Set down the data again in full, keeping every line exactly as it is.

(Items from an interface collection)
^^^^

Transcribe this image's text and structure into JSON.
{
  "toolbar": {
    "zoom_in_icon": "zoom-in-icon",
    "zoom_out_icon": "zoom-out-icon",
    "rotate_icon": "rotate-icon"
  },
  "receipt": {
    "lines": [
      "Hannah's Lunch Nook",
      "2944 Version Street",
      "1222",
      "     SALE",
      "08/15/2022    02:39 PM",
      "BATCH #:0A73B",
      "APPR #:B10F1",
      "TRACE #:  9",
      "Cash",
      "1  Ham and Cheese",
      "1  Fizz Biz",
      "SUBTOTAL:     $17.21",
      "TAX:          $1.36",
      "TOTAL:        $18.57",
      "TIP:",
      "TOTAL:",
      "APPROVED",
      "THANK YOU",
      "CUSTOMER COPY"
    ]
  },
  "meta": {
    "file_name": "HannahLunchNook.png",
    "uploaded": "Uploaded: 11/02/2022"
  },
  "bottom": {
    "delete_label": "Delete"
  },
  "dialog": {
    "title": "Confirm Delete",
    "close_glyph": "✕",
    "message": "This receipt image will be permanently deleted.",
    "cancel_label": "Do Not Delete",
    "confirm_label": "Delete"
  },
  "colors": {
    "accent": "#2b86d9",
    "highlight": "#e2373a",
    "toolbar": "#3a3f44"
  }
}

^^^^

▸ Result of this exercise:
Transcribe this image's text and structure into JSON.
{
  "toolbar": {
    "zoom_in_icon": "zoom-in-icon",
    "zoom_out_icon": "zoom-out-icon",
    "rotate_icon": "rotate-icon"
  },
  "receipt": {
    "lines": [
      "Hannah's Lunch Nook",
      "2944 Version Street",
      "1222",
      "     SALE",
      "08/15/2022    02:39 PM",
      "BATCH #:0A73B",
      "APPR #:B10F1",
      "TRACE #:  9",
      "Cash",
      "1  Ham and Cheese",
      "1  Fizz Biz",
      "SUBTOTAL:     $17.21",
      "TAX:          $1.36",
      "TOTAL:        $18.57",
      "TIP:",
      "TOTAL:",
      "APPROVED",
      "THANK YOU",
      "CUSTOMER COPY"
    ]
  },
  "meta": {
    "file_name": "HannahLunchNook.png",
    "uploaded": "Uploaded: 11/02/2022"
  },
  "bottom": {
    "delete_label": "Delete"
  },
  "dialog": {
    "title": "Confirm Delete",
    "close_glyph": "✕",
    "message": "This receipt image will be permanently deleted.",
    "cancel_label": "Do Not Delete",
    "confirm_label": "Delete"
  },
  "colors": {
    "accent": "#2b86d9",
    "highlight": "#e2373a",
    "toolbar": "#3a3f44"
  }
}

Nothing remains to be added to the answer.